Get your guide!

Receive our FREE 14-day guide, direct to your inbox, on how genetics impact every aspect of fitness and nutrition.

DNAFit Blog

The Sauna and Your Recovery

Posted 136 Days Ago in: Training, Genetics


The sauna has always been a go-to for many people who work out, but what does it do for recovery?

The sauna has been a feature of the majority of gyms and spas for quite some time now. It has been touted as one of the many solutions for effective muscle recovery, as well as having a relaxing component to it after strenuous exercise and oxidative stress on the body.

But is it true?

It is a contentious issue because there is no true way of nailing down how and why we recover the way we do. We already know that speeds of recovery are also closely linked to our genetics and vary between each person and there are a number of interventions that should be made following a heavy training session such as warming down, what you eat and so forth that can help you recover faster.

Yet the sauna still remains a key facet of most people’s training sessions and can also be seen as a reward following the massive physical exertion that training often requires for you to properly make gains or lose weight.

A study, in fact, backs up the belief that a sauna will have a positive impact on healing injuries. It explains that the use of sauna and complex spa therapy in patients with hip problems showed statistically significant improvement of the state of patients. The stated findings, as result, enabled them to recommend the use of sauna as a thermotherapeutic procedure in the rehabilitation of the patients with coxarthrosis, or hip problems. This is a positive step in the right direction for understanding the healing nature of the sauna and thermotherapy in general but there is also a consensus that the use of heat may induce relaxation of the muscles and the therapeutic effect of that relaxation may be the reason why the feelings of pain subsides.

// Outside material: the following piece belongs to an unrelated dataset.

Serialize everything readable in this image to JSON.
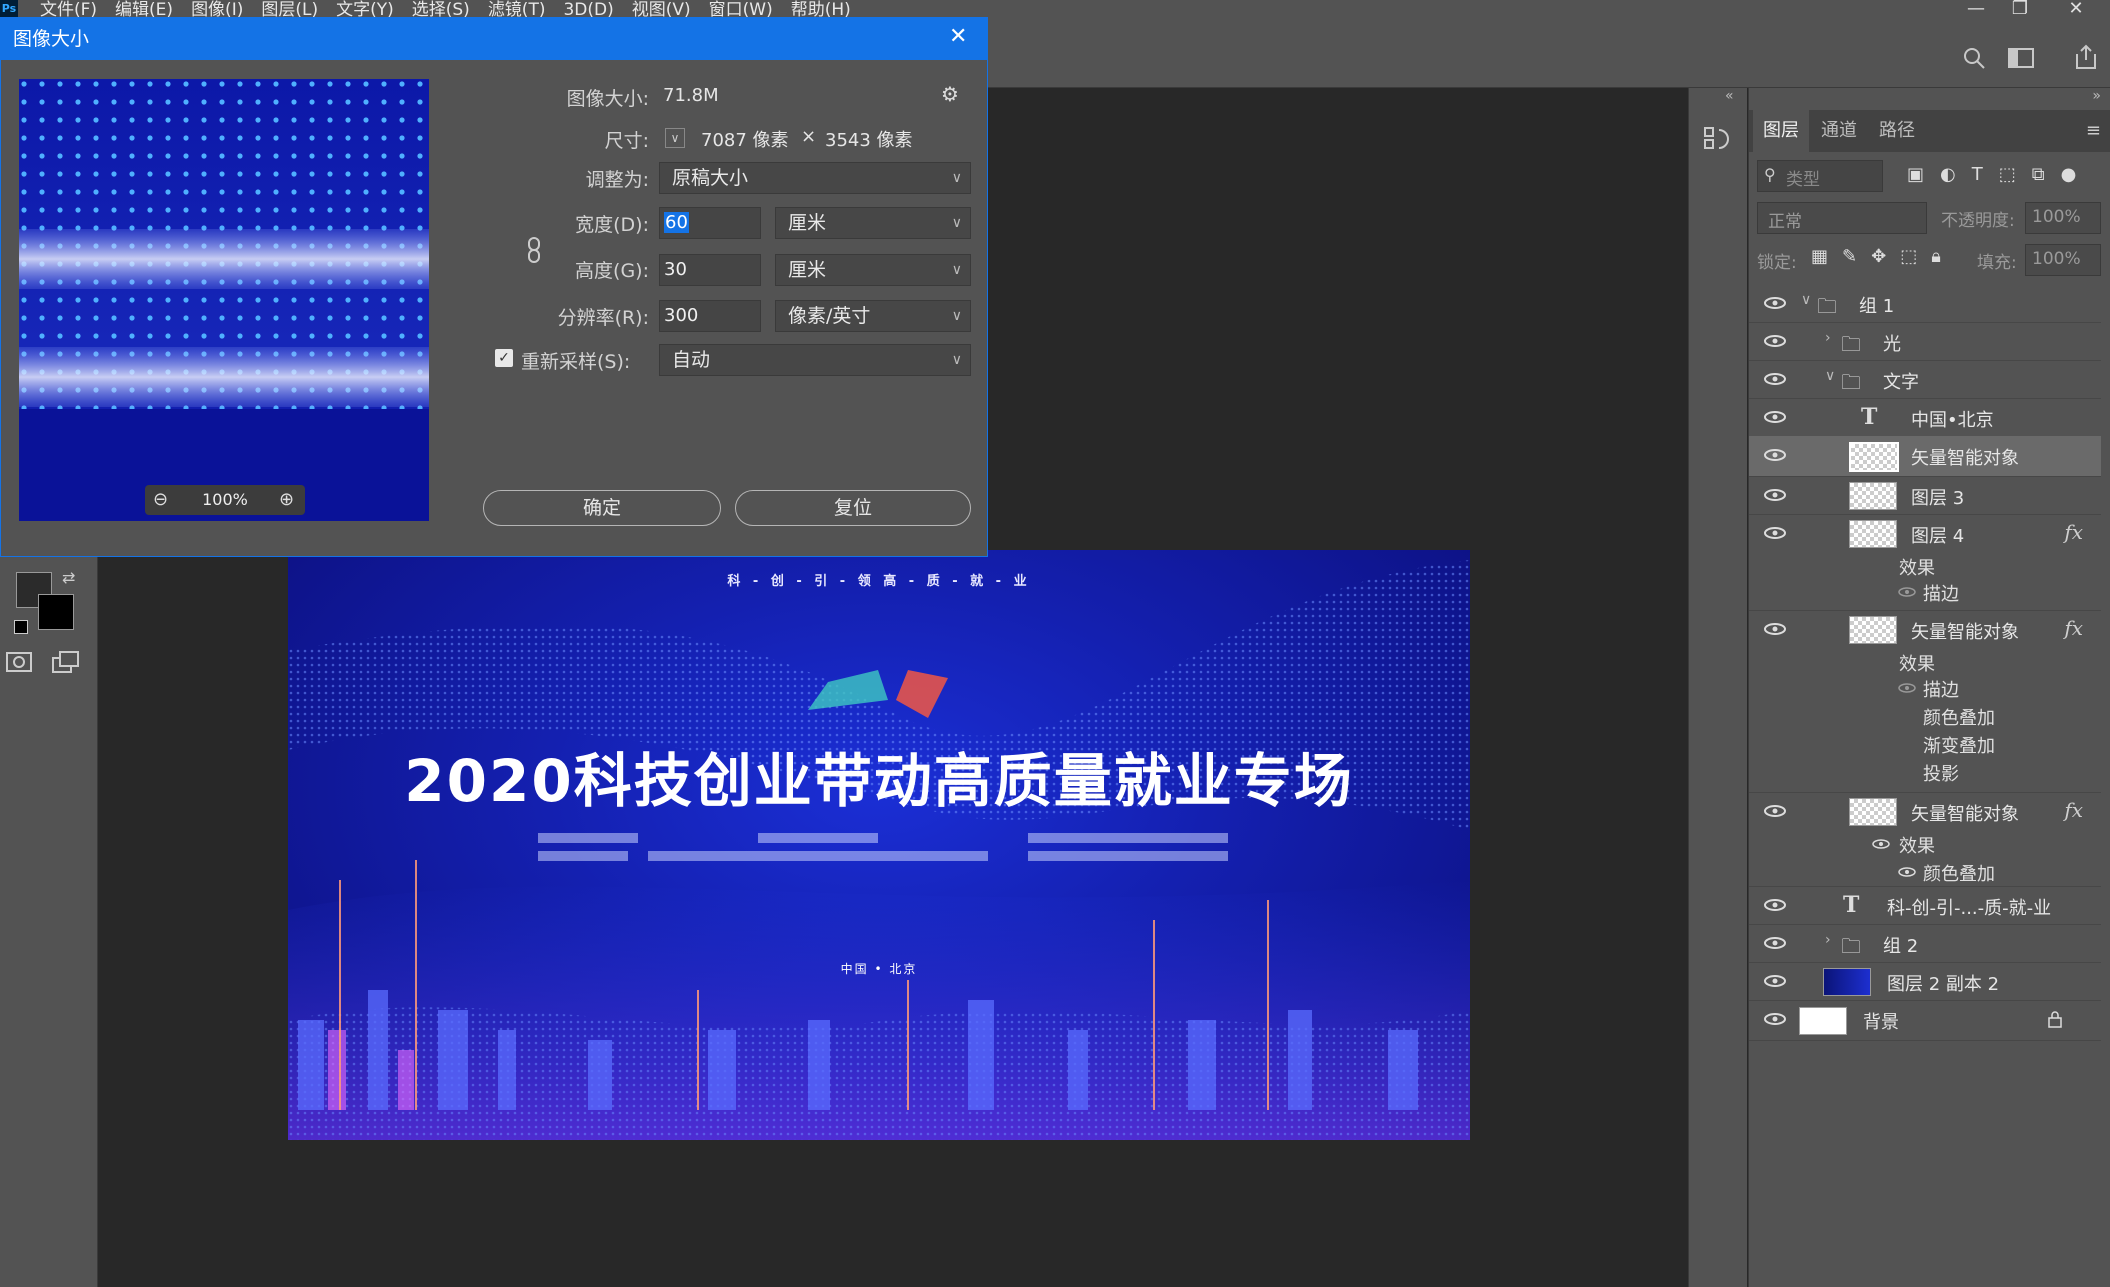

Saunas offer an increased variety of beneficial effects to the user:

  •  Saunas induce perspiration, which helps in ridding the body of toxins.
  • Saunas also increase circulation and raise body temperature, which helps the body fight aches and pains.
  • They help to relieve muscle tension.
  • For athletes, the relief of muscle tension leads to quicker recovery between workouts.
  • Saunas offer a feeling of emotional and physical well-being.
  • The heat of a sauna has been shown to speed up the disposal of by-products that are produced during exercise.

During long bouts of exercise, the body may break down tissue protein to use for energy. This increases the body's level of nitrogen. Nitrogen is usually removed from the blood by the kidneys then expelled in the urine. The use of a sauna can help speed up recovery by assisting the kidneys as they detoxify the body of unhealthy by-products. Therefore, your body’s natural detoxification mechanics are assisted through the use of the sauna and harmful toxins within the body such as nitrogen are dispelled through the pores of the skin.

When we sweat, we are normally under the illusion that we are losing weight but in terms of the sauna this is not so true. What we lose in the sauna is water, and because of this as soon as we drink more we will replenish this “lost weight”. Therefore, all that a sauna does is dehydrate us and provides a brand new insight into safety when using a sauna.

If you are pregnant, have high blood pressure or heart disease; you should consult with your physician before using a sauna. If you have the symptoms of any illness, delay your use of the sauna. The extreme heat produced by the sauna will cause stress to the body. When the body is ill it is already stressed enough. The sauna will only intensify the situation. Don't drink alcoholic beverages before you enter the sauna. This increases the chance of dehydration and may result in you fainting.

In short, the sauna can be an effective tool when taking muscle recovery into account and can be used as something therapeutic as many people who use a sauna speak about how they feel deeply relaxed after using it. However, one should always remember to not stay in the sauna for too long and to drink water after being in the sauna for an extended period of time to ensure that you avoid dehydration. The sauna works, but, as with everything, should be used conscientiously and in moderation. There are many other ways to ensure adequate muscle recovery and you should make use of these as well.



Other Articles

Posted 141 Days Ago in: Nutrition

How I Learned To Stop Hating And Love Veggies

We need to talk about vegetables...

Read More

Posted 143 Days Ago in: Training, Genetics

Do You Have To Do 10 000 Steps A Day?

Ever since wearable devices became the norm for anyone wanting to stay fit and track their progress, 10 000 steps per day has widely been regarded as the benchmark for activity levels, but is it necessary to stick to this to stay fit?

Read More

Get your guide!

Receive our FREE 14-day guide, direct to your inbox, on how genetics impact every aspect of fitness and nutrition.